■ Task brief ■
Using the data below, copy every line that contains the word "JSON".

■ Records provided ■
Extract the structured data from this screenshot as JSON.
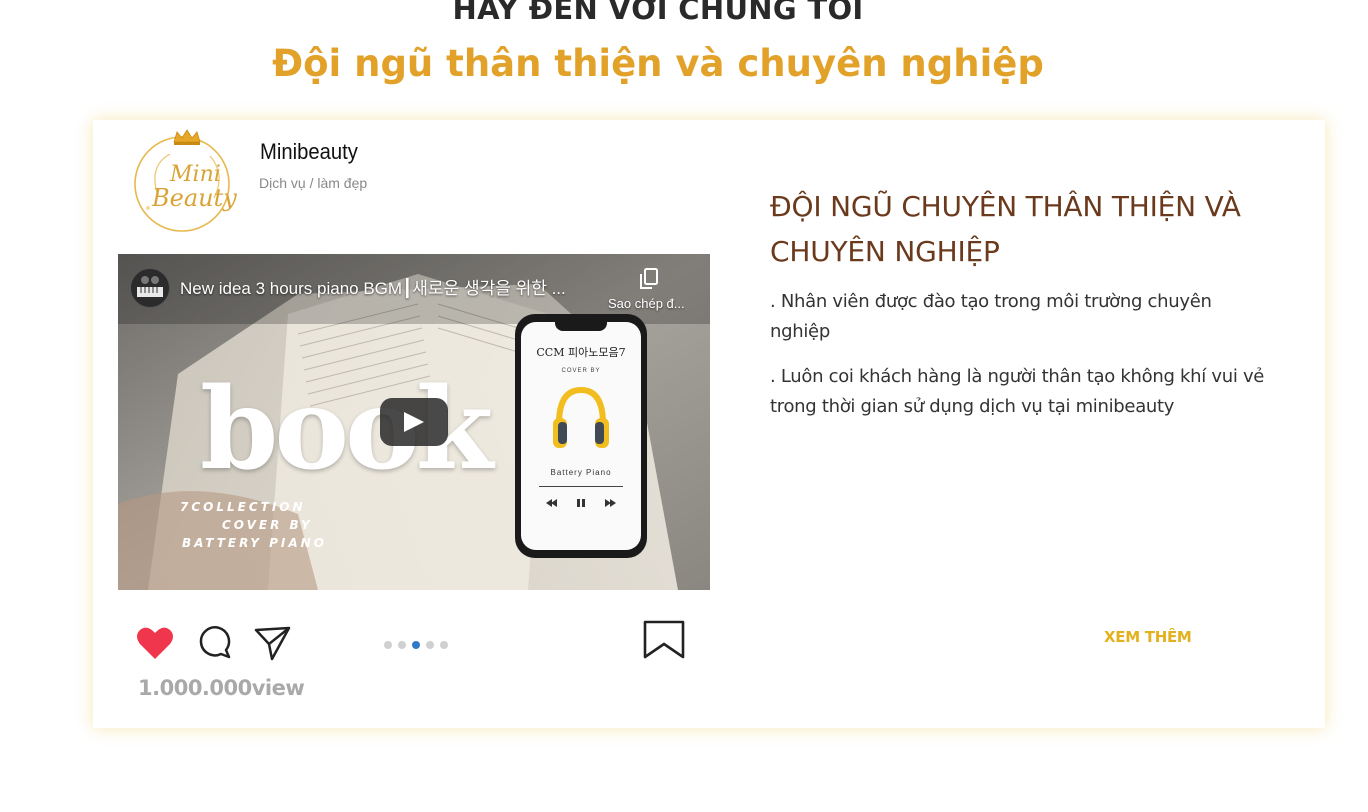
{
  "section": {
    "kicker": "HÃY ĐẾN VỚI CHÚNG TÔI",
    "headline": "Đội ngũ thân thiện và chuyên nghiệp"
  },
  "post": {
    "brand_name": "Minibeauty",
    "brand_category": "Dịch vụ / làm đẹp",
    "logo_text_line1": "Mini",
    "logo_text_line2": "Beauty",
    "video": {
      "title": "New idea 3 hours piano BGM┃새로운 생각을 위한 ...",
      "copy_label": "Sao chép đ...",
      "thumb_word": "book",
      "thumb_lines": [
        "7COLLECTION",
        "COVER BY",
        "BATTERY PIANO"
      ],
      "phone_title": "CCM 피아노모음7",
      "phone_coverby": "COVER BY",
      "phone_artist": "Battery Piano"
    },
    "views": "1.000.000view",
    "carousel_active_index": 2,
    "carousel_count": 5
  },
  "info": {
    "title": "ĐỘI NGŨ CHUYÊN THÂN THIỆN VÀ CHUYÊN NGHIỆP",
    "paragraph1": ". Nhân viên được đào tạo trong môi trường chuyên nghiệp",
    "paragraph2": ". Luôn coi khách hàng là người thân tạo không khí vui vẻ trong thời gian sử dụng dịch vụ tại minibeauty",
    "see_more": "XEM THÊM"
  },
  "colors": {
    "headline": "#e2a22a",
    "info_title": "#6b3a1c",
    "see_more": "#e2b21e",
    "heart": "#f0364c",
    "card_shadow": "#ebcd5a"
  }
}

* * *

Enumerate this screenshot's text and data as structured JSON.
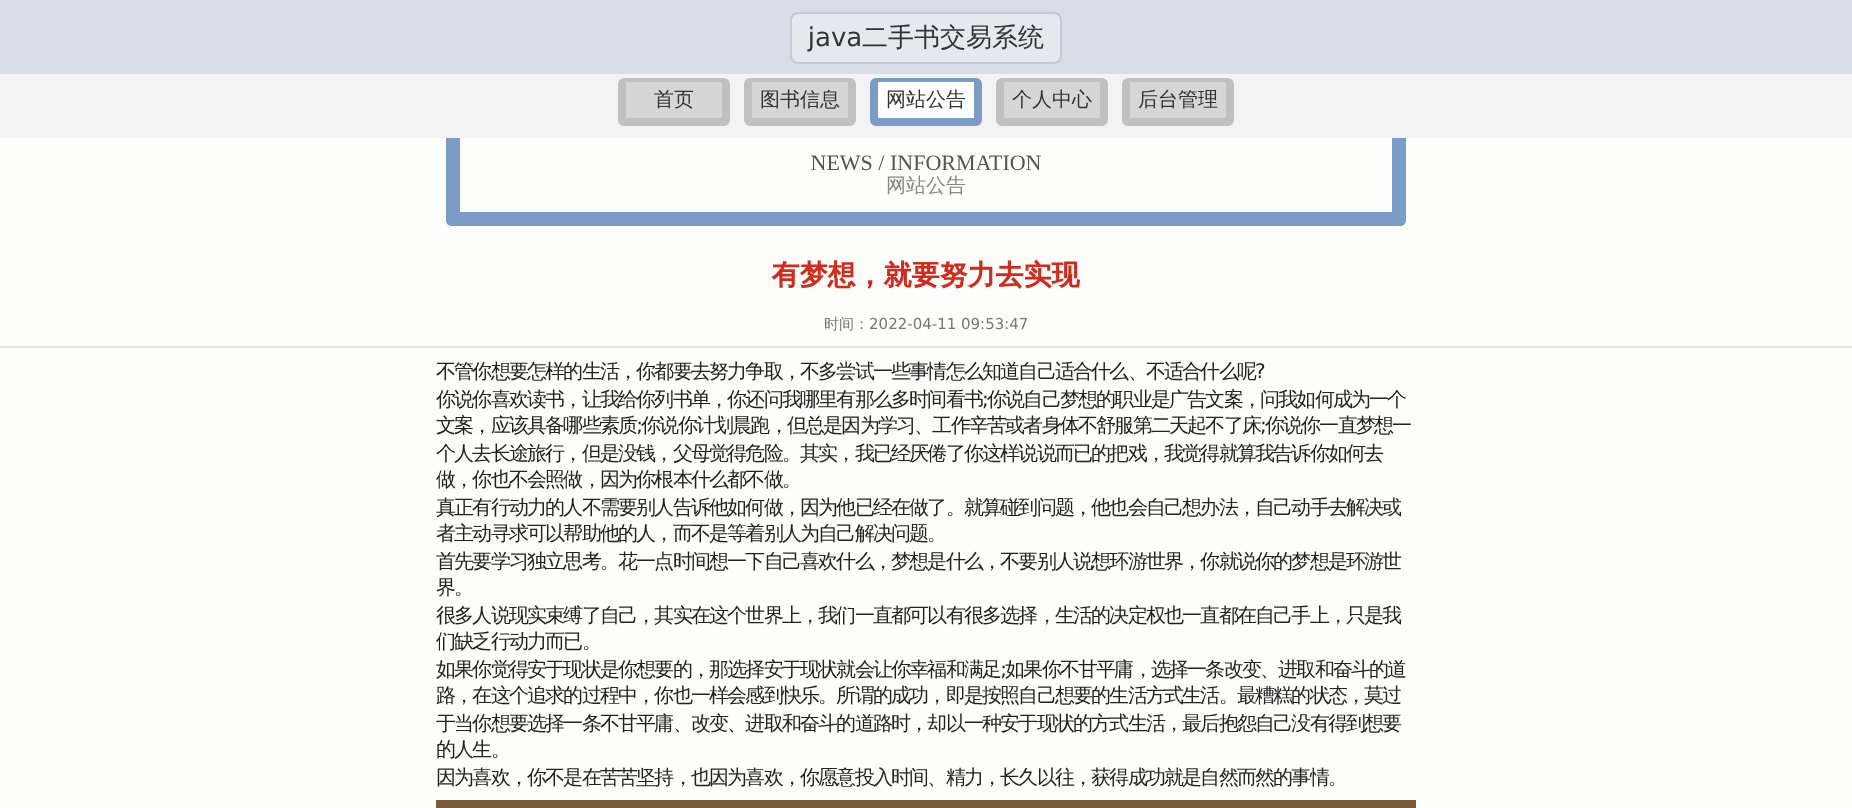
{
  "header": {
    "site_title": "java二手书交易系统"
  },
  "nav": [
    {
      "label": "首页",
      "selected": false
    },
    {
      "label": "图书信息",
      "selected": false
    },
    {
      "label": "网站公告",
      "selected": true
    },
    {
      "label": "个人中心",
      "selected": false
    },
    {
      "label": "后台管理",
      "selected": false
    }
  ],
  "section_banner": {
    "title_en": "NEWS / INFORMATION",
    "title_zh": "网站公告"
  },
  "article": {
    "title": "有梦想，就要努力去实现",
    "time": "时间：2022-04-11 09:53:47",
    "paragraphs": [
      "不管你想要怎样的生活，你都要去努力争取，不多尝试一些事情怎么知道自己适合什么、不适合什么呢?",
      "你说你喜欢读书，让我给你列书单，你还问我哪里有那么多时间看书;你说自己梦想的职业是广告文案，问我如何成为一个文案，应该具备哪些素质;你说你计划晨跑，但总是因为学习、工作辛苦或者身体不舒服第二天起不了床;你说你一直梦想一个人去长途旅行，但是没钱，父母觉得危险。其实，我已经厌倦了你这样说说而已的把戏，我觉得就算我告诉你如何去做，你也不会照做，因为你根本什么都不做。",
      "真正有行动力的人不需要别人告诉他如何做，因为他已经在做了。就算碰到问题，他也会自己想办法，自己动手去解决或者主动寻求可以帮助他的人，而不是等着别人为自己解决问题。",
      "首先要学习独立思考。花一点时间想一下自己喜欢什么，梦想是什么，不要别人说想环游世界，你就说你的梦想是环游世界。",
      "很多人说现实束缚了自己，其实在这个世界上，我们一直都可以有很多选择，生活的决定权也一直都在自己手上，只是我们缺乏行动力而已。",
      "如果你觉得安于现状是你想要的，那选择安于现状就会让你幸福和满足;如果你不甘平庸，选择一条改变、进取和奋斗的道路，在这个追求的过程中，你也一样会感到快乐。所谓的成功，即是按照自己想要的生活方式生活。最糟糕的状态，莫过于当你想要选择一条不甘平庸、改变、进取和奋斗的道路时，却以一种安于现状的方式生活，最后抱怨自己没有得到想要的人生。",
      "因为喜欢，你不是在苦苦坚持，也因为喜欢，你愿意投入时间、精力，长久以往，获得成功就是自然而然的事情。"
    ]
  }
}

■ Expected answer ■
Extract the structured data from this screenshot as JSON.
Enumerate this screenshot's text and data as structured JSON.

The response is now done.